But what does contemporary Christian romance mean . . . and how do you know if it’s something you’re interested in?
Well, contemporary is relatively easy to define. It’s set now. In the present. Or perhaps the recent past, if the book is part of a series (because almost all series move forward in time with each successive book, whether it’s by years, months or mere days). Some people define contemporary as anything after 1950, but as a reader, I disagree: contemporary has to feel like now, complete with the internet, social media and 24/7 connectivity.
Romance is also pretty easy to define.

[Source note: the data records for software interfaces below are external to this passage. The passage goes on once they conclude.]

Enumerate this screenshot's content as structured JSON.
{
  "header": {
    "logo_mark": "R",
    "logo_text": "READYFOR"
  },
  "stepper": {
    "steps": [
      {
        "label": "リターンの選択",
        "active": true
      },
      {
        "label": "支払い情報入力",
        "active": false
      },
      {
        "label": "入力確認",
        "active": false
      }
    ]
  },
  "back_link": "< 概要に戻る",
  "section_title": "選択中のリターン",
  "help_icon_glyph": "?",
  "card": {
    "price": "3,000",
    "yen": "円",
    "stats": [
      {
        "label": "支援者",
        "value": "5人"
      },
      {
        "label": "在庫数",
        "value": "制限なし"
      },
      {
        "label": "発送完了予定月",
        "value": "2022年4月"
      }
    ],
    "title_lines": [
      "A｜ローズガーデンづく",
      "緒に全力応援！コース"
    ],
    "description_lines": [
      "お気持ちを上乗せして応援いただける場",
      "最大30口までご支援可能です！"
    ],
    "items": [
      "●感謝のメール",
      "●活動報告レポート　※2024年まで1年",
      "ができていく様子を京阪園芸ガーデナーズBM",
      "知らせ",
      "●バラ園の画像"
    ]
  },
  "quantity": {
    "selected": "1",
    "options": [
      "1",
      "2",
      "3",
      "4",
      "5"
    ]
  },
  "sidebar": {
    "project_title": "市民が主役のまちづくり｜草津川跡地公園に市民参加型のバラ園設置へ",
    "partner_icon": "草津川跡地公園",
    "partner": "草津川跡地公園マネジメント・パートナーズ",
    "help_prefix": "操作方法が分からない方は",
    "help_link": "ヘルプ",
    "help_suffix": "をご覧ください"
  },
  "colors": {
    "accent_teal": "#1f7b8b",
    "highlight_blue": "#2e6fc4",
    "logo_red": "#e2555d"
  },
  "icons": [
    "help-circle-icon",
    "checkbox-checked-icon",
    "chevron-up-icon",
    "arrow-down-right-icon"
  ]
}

Romance Writers of America, the leading voice of the genre, define romance as having a central love story, and an emotionally satisfying and optimistic ending. Put simply, romance readers expect a happy ever after (HEA) ending, and for the romance to be the core element of the plot, a some minor subplot.
Christian . . . now, that’s a little more difficult. It’s often referred to as inspirational romance, in that Romance Writers of America define inspirational romance as “religious or spiritual beliefs (in the context of any religious or spiritual belief system) are an integral part of the plot.” A lot of inspirational romance is simply that: inspirational, perhaps morally uplifting, without the focus on sex found in most modern romance novels. Such novels might be inspirational, but don’t always feel especially Christian— I’d like to think being a Christian is a little more than being religious or inspirational or focusing on fleeting feelings.
As we know, the word ‘Christian’ describes a wide range of belief—Eastern Orthodox, Roman Catholic, Anglican (or Episcopalian if you’re from the USA), Baptist, Pentecostal. Most Christian fiction steers away from referring to specific denominations, but tends to be at the conservative evangelical end of the Christian spectrum (in part, because one of the largest Christian book chains, Lifeway Christian Resources, is owned by the Southern Baptist Convention and won’t stock anything that runs counter to their beliefs).
Even so, many of these Inspirational Romance novels are ‘Christian-lite’, featuring characters who go to church but don’t seem to pray or read their Bibles except on Sunday. Others are ‘Christian-heavy’, overdosing on preaching and sermons and characters who can’t seem to utter more than a few words without throwing in a Scripture quotation . . . which breaks the number one writing rule, of show, don’t tell. It’s a fine balance, as different readers are looking for different levels of Christian content.
So what is Christian fiction? And Christian romance? I’ll discuss it more next week, but meanwhile, what do you think? What are you looking for when you pick up a Christian novel?